(EXERCISE AIM): Every line below should be repeated exactly.

(INPUT FOR THIS TASK):
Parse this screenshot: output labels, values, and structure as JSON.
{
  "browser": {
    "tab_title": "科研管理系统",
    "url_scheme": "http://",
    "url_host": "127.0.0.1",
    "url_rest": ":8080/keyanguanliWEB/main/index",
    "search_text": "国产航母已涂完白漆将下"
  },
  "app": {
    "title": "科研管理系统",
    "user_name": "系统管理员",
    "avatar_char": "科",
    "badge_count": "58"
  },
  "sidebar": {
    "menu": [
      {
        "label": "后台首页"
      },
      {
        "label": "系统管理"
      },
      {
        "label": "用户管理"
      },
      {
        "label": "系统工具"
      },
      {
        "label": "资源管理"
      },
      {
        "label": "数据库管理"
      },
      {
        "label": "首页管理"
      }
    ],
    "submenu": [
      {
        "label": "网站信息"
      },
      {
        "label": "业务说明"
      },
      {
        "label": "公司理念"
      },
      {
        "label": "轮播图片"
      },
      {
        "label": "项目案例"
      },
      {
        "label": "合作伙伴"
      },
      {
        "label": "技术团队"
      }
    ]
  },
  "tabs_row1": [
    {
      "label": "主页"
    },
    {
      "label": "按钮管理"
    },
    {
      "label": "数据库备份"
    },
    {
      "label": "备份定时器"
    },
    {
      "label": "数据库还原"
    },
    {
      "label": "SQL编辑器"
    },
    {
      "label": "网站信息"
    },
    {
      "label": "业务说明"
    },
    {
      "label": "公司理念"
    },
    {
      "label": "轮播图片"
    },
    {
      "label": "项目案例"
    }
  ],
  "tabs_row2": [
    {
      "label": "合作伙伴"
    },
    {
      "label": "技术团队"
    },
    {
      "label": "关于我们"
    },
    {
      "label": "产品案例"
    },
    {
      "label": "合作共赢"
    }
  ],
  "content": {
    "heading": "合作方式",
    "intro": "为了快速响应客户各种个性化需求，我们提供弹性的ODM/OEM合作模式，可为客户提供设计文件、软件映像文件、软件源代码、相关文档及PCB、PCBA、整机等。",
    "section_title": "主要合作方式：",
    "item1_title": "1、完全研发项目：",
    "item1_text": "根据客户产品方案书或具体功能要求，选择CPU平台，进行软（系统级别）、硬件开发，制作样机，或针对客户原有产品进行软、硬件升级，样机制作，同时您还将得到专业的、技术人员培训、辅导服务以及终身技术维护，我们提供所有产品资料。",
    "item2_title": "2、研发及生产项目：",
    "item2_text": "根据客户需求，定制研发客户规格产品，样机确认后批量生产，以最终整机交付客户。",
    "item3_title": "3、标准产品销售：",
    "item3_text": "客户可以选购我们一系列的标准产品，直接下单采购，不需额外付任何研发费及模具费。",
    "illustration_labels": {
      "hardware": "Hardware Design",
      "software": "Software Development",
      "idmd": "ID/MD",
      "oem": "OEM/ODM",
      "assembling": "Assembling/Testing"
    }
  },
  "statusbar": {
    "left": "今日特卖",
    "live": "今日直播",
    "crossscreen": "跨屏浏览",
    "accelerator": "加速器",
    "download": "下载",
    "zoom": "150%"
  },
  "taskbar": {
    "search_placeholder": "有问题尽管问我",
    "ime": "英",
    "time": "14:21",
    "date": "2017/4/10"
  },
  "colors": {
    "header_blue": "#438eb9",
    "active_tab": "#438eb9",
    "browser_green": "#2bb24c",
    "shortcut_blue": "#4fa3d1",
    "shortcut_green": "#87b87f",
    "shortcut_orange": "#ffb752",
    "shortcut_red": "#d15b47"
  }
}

(TASK OUTPUT):
Parse this screenshot: output labels, values, and structure as JSON.
{
  "browser": {
    "tab_title": "科研管理系统",
    "url_scheme": "http://",
    "url_host": "127.0.0.1",
    "url_rest": ":8080/keyanguanliWEB/main/index",
    "search_text": "国产航母已涂完白漆将下"
  },
  "app": {
    "title": "科研管理系统",
    "user_name": "系统管理员",
    "avatar_char": "科",
    "badge_count": "58"
  },
  "sidebar": {
    "menu": [
      {
        "label": "后台首页"
      },
      {
        "label": "系统管理"
      },
      {
        "label": "用户管理"
      },
      {
        "label": "系统工具"
      },
      {
        "label": "资源管理"
      },
      {
        "label": "数据库管理"
      },
      {
        "label": "首页管理"
      }
    ],
    "submenu": [
      {
        "label": "网站信息"
      },
      {
        "label": "业务说明"
      },
      {
        "label": "公司理念"
      },
      {
        "label": "轮播图片"
      },
      {
        "label": "项目案例"
      },
      {
        "label": "合作伙伴"
      },
      {
        "label": "技术团队"
      }
    ]
  },
  "tabs_row1": [
    {
      "label": "主页"
    },
    {
      "label": "按钮管理"
    },
    {
      "label": "数据库备份"
    },
    {
      "label": "备份定时器"
    },
    {
      "label": "数据库还原"
    },
    {
      "label": "SQL编辑器"
    },
    {
      "label": "网站信息"
    },
    {
      "label": "业务说明"
    },
    {
      "label": "公司理念"
    },
    {
      "label": "轮播图片"
    },
    {
      "label": "项目案例"
    }
  ],
  "tabs_row2": [
    {
      "label": "合作伙伴"
    },
    {
      "label": "技术团队"
    },
    {
      "label": "关于我们"
    },
    {
      "label": "产品案例"
    },
    {
      "label": "合作共赢"
    }
  ],
  "content": {
    "heading": "合作方式",
    "intro": "为了快速响应客户各种个性化需求，我们提供弹性的ODM/OEM合作模式，可为客户提供设计文件、软件映像文件、软件源代码、相关文档及PCB、PCBA、整机等。",
    "section_title": "主要合作方式：",
    "item1_title": "1、完全研发项目：",
    "item1_text": "根据客户产品方案书或具体功能要求，选择CPU平台，进行软（系统级别）、硬件开发，制作样机，或针对客户原有产品进行软、硬件升级，样机制作，同时您还将得到专业的、技术人员培训、辅导服务以及终身技术维护，我们提供所有产品资料。",
    "item2_title": "2、研发及生产项目：",
    "item2_text": "根据客户需求，定制研发客户规格产品，样机确认后批量生产，以最终整机交付客户。",
    "item3_title": "3、标准产品销售：",
    "item3_text": "客户可以选购我们一系列的标准产品，直接下单采购，不需额外付任何研发费及模具费。",
    "illustration_labels": {
      "hardware": "Hardware Design",
      "software": "Software Development",
      "idmd": "ID/MD",
      "oem": "OEM/ODM",
      "assembling": "Assembling/Testing"
    }
  },
  "statusbar": {
    "left": "今日特卖",
    "live": "今日直播",
    "crossscreen": "跨屏浏览",
    "accelerator": "加速器",
    "download": "下载",
    "zoom": "150%"
  },
  "taskbar": {
    "search_placeholder": "有问题尽管问我",
    "ime": "英",
    "time": "14:21",
    "date": "2017/4/10"
  },
  "colors": {
    "header_blue": "#438eb9",
    "active_tab": "#438eb9",
    "browser_green": "#2bb24c",
    "shortcut_blue": "#4fa3d1",
    "shortcut_green": "#87b87f",
    "shortcut_orange": "#ffb752",
    "shortcut_red": "#d15b47"
  }
}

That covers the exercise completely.